We found a new church where I hoped to become an insider, where I hoped to find my place to serve. Yet, after nearly three years, I still feel like I am on the outside. I serve. I’ve been a small group leader. I’ve led others through ten week one-to-one discipleship experiences. I’ve attended leadership meetings and trainings, yet I feel like an outsider.
What do you do when you are on the outside?
Remember where you are not on the outside.
Remember where you are an insider.
First, I’m connected to God. I’m His child. I’m his beloved and He is mine. I know that He is always with me and is just a short prayer away. My God is always with me. He is always there for me. His presence is real and immediate. As His child, I am also an insider in His family. Regardless of my feelings of disconnect at church relationally or role of serving, those whose life God has changed are my family. We are family. We are insiders with each other. I am connected to my spiritual family.
Second, I’m connected to my biological family. I have an incredible wife and we have an incredible relationship. We love to do many of the same things together and we have these conversations where we both can just start laughing at something we both understand without even expressing it. My kids and I have this incredible rapport where they often call me Cong (instead of dad). It’s not disrespect, it’s endearing. It’s inside language. Even though my family of origin has changed dramatically over the years (and maybe because it has), I no longer feel like an outsider with them. In many ways, the longer I’ve been away (as an adult) the more of an insider I feel. We have shared experiences. Unique experiences. We have shared trauma. We have shared joy. We have shared so much and we love each other more deeply because of it. Nobody understands us like each other. We are insiders.
Third, I’ve become an insider at work, again. After a tumultuous year, I now feel like an insider once again. Some tough stuff for me happened last year. God did some healing in me though and I worked hard at healing and rebuilding some relationships. And, the harder I work at loving others and treating them with respect, the more I feel like an insider and probably the more I am treated as an insider. Which leads me to my point, I am just now realizing.
The more I love others, the more I treat others with respect, the more I believe in them, the more I feel like an insider and the more they will treat me as one.
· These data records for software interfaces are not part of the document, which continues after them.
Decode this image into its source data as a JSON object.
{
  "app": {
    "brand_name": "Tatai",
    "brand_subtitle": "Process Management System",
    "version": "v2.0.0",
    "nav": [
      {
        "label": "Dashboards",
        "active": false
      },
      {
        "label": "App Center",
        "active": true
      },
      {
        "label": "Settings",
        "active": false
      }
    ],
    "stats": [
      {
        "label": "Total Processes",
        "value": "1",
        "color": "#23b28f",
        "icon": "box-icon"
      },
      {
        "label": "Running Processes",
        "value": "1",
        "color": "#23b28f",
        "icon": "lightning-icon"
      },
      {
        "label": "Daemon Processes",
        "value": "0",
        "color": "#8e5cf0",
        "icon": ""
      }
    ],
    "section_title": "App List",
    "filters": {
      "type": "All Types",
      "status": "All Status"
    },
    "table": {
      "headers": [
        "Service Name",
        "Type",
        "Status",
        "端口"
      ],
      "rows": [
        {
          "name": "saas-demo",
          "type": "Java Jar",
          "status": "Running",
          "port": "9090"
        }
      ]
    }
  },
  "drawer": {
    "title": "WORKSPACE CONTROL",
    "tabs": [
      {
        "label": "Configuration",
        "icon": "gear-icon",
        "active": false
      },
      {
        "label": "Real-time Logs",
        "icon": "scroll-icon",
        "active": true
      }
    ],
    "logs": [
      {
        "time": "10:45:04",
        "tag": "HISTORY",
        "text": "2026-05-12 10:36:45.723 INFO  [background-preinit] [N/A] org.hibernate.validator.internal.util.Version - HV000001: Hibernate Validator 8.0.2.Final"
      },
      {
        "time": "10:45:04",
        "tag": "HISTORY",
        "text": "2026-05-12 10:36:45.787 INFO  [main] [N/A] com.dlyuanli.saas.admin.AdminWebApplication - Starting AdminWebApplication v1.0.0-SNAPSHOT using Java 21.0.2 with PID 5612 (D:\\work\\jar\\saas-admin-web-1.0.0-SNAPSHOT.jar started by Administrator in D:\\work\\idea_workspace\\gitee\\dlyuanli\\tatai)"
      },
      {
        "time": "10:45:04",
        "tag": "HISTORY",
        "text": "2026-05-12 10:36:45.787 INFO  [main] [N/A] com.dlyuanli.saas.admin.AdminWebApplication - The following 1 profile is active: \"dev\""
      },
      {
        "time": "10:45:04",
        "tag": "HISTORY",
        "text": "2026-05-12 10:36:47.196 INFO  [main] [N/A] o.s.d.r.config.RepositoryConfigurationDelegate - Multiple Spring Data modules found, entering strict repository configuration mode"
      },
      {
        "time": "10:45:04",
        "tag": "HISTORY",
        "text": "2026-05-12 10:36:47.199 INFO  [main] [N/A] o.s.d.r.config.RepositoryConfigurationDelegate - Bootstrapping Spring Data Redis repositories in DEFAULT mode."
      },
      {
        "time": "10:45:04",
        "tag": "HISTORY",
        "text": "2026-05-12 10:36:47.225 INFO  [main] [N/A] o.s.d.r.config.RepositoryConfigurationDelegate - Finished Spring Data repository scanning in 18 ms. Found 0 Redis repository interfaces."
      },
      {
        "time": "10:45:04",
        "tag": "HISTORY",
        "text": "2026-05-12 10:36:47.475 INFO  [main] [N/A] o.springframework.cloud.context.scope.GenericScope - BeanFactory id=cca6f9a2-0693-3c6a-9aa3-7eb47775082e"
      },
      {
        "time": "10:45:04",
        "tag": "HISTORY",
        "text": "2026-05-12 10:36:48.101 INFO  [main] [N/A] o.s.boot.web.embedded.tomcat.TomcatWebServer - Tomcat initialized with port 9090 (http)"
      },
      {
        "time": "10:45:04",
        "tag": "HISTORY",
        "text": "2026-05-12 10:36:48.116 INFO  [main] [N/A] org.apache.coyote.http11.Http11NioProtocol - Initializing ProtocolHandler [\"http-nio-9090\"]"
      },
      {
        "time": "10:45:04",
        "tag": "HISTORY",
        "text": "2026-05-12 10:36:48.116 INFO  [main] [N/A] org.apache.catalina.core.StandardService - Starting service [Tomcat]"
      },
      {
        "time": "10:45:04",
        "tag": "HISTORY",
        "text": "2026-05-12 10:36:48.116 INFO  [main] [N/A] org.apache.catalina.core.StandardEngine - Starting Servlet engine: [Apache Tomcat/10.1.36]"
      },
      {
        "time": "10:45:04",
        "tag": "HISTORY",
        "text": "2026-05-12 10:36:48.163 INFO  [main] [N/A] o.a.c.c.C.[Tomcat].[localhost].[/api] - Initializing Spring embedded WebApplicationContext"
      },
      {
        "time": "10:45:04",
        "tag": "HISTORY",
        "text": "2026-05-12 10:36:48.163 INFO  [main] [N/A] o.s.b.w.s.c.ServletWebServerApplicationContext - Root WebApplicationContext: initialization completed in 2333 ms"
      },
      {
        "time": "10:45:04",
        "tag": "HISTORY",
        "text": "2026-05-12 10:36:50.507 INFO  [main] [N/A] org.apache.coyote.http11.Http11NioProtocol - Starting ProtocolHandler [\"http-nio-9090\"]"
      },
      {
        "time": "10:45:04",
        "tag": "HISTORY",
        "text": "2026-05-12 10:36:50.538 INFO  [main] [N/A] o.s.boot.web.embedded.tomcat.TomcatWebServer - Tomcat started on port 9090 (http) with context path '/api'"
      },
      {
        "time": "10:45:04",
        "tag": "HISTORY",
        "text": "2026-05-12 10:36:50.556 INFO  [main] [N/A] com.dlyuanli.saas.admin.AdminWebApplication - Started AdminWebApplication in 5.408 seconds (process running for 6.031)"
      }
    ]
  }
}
That is one thing I have learned from teenagers over the years. And it applies to adult relationships as well. But, it takes time. It takes experience.
That’s how you become an insider.
Love. Respect. Time.